# Aim of the exercise
Work out how many lines in the entries below contain the string "Please". Reply with that figure alone.
START Records for this exercise
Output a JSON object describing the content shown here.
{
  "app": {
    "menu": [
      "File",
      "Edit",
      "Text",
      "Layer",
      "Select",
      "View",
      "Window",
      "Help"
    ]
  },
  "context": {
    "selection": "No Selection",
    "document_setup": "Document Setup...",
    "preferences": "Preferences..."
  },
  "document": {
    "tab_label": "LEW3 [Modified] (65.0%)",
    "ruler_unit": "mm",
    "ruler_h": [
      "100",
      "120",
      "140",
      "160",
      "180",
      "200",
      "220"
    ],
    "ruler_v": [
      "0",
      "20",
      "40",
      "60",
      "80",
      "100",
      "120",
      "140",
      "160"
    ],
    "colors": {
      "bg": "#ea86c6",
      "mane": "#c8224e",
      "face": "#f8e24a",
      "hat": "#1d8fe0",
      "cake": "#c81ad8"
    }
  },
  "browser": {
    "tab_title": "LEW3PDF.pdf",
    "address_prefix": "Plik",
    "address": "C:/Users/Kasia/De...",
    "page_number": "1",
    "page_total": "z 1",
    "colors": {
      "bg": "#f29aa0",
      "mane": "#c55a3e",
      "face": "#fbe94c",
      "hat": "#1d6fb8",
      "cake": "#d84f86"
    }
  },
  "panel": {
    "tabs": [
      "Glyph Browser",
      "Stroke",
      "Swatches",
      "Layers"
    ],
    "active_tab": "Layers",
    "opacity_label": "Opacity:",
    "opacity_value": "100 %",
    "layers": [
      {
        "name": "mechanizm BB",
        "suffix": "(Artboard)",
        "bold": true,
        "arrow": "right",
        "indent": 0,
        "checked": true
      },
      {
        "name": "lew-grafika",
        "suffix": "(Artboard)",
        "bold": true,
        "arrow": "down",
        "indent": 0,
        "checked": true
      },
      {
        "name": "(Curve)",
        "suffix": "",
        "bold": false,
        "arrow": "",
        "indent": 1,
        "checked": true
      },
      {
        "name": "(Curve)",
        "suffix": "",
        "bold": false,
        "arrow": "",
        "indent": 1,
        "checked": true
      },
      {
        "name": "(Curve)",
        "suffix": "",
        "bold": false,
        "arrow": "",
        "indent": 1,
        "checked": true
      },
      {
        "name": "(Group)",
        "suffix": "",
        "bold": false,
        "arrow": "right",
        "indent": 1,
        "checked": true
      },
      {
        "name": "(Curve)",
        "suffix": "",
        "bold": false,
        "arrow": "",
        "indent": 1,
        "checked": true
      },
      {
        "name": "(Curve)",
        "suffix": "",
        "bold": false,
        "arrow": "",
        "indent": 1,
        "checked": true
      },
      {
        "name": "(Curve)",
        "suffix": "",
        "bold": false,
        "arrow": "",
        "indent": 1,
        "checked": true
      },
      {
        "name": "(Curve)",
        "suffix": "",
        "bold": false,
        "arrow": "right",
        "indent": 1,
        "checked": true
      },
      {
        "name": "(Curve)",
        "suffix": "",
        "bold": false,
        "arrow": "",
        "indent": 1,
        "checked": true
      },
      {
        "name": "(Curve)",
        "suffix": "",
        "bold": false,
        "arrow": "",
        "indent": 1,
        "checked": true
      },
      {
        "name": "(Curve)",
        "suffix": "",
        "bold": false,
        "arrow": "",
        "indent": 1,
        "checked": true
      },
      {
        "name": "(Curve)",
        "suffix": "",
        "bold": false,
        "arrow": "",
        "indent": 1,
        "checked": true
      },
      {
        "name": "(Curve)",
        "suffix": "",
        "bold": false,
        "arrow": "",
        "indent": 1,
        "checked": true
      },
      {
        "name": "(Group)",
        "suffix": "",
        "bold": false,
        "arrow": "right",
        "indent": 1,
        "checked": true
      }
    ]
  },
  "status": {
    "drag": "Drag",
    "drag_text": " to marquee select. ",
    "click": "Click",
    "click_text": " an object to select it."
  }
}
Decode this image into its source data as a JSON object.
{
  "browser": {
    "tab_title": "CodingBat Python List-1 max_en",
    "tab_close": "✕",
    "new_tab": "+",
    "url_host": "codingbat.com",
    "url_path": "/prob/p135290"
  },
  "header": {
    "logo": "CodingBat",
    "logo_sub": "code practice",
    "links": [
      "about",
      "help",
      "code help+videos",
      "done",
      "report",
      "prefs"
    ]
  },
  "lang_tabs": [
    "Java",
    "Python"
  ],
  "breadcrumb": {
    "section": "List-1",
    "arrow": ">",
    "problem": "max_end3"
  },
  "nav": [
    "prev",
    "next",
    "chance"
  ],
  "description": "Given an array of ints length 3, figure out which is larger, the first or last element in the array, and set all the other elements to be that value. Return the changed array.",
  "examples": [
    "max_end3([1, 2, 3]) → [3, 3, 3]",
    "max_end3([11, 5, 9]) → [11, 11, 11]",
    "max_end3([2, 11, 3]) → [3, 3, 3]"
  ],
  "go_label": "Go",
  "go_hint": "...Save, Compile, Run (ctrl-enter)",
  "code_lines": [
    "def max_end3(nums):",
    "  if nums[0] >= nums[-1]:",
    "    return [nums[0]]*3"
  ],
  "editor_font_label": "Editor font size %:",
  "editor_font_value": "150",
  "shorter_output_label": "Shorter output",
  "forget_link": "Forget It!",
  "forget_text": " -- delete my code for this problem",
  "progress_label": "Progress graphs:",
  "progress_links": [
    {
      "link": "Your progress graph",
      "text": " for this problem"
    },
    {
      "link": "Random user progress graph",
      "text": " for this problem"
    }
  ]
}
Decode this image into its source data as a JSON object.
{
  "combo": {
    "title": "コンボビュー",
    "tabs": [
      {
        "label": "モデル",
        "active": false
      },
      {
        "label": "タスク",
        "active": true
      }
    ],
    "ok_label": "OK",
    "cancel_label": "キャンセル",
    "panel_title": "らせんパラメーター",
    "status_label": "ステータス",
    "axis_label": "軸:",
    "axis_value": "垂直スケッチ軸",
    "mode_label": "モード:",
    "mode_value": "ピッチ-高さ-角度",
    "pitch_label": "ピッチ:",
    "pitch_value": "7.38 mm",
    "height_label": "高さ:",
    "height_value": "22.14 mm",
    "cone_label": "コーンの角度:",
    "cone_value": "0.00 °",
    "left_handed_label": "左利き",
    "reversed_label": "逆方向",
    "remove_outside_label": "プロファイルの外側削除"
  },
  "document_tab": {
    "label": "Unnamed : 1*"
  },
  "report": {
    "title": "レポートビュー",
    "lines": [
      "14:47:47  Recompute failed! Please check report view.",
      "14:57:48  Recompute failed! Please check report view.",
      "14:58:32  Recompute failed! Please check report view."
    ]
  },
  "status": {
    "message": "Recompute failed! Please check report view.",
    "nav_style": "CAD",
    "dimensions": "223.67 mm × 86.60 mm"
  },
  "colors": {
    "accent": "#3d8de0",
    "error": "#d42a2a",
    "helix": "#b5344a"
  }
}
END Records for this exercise
# Result below
4